Dr. Boaler’s sentiments above are very true especially with respect to the current issues in NJ. We have a small group of antireformists that we should be outraged by. I encourage all to read Dr. Boaler’s work and her new book, What’s Math Got to Do with It? I even mailed a copy to the Commissioner to read. I have several copies in my office. If you want one at no cost, just send me an email.

Friday, October 2, 2009

J.A. Paulos

"Mathematics is no more computation than typing is literature."

John Allen Paulos

Thursday, October 1, 2009

Economic competitiveness

As the antireformists ramp up their rhetoric about American lack of economic competitiveness, I refer to a quote by Lawrence Arthur Cremin in Popular Education and its Discontents pp. 102-103.

"American economic competitiveness with Japan and other nations is to a considerable degree a function of monetary, trade, and industrial policy, and of decisions made by the President and Congress, the Federal Reserve Board, and the Federal Departments of the Treasury, Commerce, and Labor. Therefore, to conclude that problems of international competitiveness can be solved by educational reform, especially educational reform defined solely as school reform, is not merely utopian and millennialist, it is at best a foolish and at worst a crass effort to direct attention away from those truly responsible for doing something about competitiveness and to lay the burden instead on the schools. It is a device that has been used repeatedly in the history of American education."
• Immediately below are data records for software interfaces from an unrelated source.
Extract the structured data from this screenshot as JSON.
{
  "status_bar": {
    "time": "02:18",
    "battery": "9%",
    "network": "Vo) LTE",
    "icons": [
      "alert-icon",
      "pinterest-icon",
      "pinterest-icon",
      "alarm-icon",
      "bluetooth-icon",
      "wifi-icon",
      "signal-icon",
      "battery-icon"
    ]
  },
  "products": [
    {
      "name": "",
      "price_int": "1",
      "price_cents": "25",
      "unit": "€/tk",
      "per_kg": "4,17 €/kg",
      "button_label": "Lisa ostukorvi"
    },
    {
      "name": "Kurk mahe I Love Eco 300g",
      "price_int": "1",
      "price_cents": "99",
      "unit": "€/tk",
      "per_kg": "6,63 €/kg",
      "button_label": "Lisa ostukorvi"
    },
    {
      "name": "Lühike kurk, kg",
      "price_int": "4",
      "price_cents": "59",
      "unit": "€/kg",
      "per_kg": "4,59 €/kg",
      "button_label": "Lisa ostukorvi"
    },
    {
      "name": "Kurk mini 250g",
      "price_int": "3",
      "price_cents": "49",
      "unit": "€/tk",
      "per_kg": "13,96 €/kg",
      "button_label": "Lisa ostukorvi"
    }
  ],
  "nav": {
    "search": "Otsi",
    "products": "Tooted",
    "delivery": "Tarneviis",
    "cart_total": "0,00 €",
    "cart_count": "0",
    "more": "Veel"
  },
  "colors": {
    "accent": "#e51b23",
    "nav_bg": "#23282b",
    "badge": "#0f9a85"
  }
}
Education Week: Algebra 2 Test Yields Poor Results in Year II

Education Week: Algebra 2 Test Yields Poor Results in Year II

States that voluntarily took part in a demanding test of advanced algebra skills, given for a second straight year, again saw large proportions of their students struggle with that math content. At least 80 percent of students in all 13 states that participated in the exam this spring failed to meet the test’s threshold for being repared for entry-level college math. That poor showing mirrored the results from last year, when the Algebra 2 test was first piloted. Four states also took part in a separate Algebra 1 test this year, and the scores were also weak.